In the education context, the class will focus on helping students gain a variety of general research skills. As some examples, the class will: 1) explore the relationship between structural and non-structural applied work, 2) discuss issues related to the process of finding research topics, 3) allow students to practice motivating and defending research ideas, 4) allow students to work together through the early part of a research project. The topics studied will be, in large part, related to educational attainment.

9658B. Financial Intermediation and Regulation

This course is an introduction to the economics of financial intermediation and regulation. Topics include an introduction to economic theories of banks and the relationship of financial intermediaries to economic fluctuations. In addition, the course will review the economic theory of financial and banking regulation.

9665A or B. Time Series Econometrics 

This is a basic course in time series and stochastic processes. It involves a detailed discussion of linear and non-linear as well as stationary and non-stationary time series models, all of which are in discrete time. The course then moves to continuous time models with some general comments on stochastic processes along with detailed results on Poisson processes and Brownian Motion. This is followed by an introduction to stochastic calculus with applications in finance. The course is aimed at preparing students who may wish to pursue research in financial econometrics.

9674A or B. Political Economy

Political Economy is generally concerned with the application of modeling and empirical methodologies familiar to economists to problems associated with political science: voting, electoral systems, the structure of legislatures, campaign financing and the transmission and impact of information about candidates parties and policies on legislative and electoral outcomes.

9687A or B. Financial Risk Management

This course provides an introduction to risk Management in financial firms. Key topics covered in this course include: What is Risk? Risk adjusted value, risk tolerance and risk neutral preferences, definition and measurement of different types of risk: accounting risk, economic risk, environmental risk, financial risk, operational risk, reputational risk, technological risk etc. Financial risk: capital market risk, liquidity risk, portfolio management, asset liability management, risk modelling, risk budgeting, scenario analysis, stress testing and Value-at-Risk, regulation, Basel III, Solvency II, Dodd-Frank, Central Banks, FSA etc., Applications.

9691B. PhD Research Workshop

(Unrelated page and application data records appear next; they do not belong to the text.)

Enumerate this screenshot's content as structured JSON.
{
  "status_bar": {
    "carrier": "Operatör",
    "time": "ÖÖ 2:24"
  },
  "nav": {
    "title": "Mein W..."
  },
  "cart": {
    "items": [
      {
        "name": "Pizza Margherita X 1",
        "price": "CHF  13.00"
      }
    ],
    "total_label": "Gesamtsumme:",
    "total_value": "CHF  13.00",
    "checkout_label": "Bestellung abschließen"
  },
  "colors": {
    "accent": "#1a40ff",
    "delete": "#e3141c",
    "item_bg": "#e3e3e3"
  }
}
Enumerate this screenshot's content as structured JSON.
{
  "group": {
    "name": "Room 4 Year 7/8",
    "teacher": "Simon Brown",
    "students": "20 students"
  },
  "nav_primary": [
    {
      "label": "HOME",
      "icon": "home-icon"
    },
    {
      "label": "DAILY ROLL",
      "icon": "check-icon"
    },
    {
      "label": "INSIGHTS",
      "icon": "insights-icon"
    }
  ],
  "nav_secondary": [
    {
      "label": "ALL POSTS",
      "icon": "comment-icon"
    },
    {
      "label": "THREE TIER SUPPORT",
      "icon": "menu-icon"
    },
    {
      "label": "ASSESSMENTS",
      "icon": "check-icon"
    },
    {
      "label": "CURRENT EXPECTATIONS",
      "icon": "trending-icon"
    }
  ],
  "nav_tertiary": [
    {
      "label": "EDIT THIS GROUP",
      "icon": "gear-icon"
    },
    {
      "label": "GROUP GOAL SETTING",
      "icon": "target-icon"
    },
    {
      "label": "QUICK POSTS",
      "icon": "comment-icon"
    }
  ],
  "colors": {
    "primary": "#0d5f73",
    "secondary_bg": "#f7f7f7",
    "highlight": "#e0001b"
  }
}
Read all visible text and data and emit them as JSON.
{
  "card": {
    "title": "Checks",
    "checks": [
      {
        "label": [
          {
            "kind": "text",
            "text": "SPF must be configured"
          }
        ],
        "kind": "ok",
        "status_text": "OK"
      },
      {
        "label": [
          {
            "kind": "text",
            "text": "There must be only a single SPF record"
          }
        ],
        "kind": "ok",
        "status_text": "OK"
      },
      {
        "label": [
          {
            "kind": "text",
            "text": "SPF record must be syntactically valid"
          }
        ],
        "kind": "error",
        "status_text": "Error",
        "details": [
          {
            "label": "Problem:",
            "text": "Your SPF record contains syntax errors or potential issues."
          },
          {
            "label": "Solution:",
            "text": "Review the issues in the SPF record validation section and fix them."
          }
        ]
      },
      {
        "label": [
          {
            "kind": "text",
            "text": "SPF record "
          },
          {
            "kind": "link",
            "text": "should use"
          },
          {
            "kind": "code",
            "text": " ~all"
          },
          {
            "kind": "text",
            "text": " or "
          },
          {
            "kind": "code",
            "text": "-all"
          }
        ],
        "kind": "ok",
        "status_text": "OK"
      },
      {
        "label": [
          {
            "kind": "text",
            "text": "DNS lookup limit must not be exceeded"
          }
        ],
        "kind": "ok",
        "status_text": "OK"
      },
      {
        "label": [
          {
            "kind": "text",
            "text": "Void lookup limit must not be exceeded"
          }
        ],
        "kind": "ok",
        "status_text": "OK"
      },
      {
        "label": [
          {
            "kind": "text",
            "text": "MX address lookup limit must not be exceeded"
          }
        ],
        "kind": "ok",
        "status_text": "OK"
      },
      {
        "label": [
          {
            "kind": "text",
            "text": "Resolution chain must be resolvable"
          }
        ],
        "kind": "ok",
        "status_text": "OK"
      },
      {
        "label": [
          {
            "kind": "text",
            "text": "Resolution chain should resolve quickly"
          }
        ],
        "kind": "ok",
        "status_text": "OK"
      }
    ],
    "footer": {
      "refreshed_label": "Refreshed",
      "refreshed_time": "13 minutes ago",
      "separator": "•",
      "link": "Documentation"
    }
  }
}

This workshop aims to give students some experience in how economics is applied to various research questions. Classes feature our own faculty describing their own broad approaches to applying economics in their research, as well as classes on how to identify a promising research project and classes on how to motivate a research project in both written and oral presentations. Students are matched to faculty members in their research area for one-on-one mentoring through the initial stages of a research project. A research paper (approximately 20 pages in length) is required. 

9770A and 9771B. Communication and Professional Development I & II (3rd year)

The focus of these courses is on improving a student’s oral and written communication skills through examining, critically evaluating, and constructively commenting on the presentations and written work of others. In the fall term, attendance at, and participation in, workshops, written reports, and reviews of other’s work are key requirements of this course. In the winter term, giving practice and formal presentations, receiving feedback on written work, and providing feedback to others on their presentations and written work are key requirements.

9880A and 9881B. Communication and Professional Development I & II (4th year)

The focus of these courses is on improving a student’s oral and written communication skills through examining, critically evaluating, and constructively commenting on the presentations and written work of others. In the fall term, attendance at, and participation in, workshops, written reports, and reviews of other’s work are key requirements of this course. In the winter term, giving practice and formal presentations, receiving feedback on written work, and providing feedback to others on their presentations and written work are key requirements.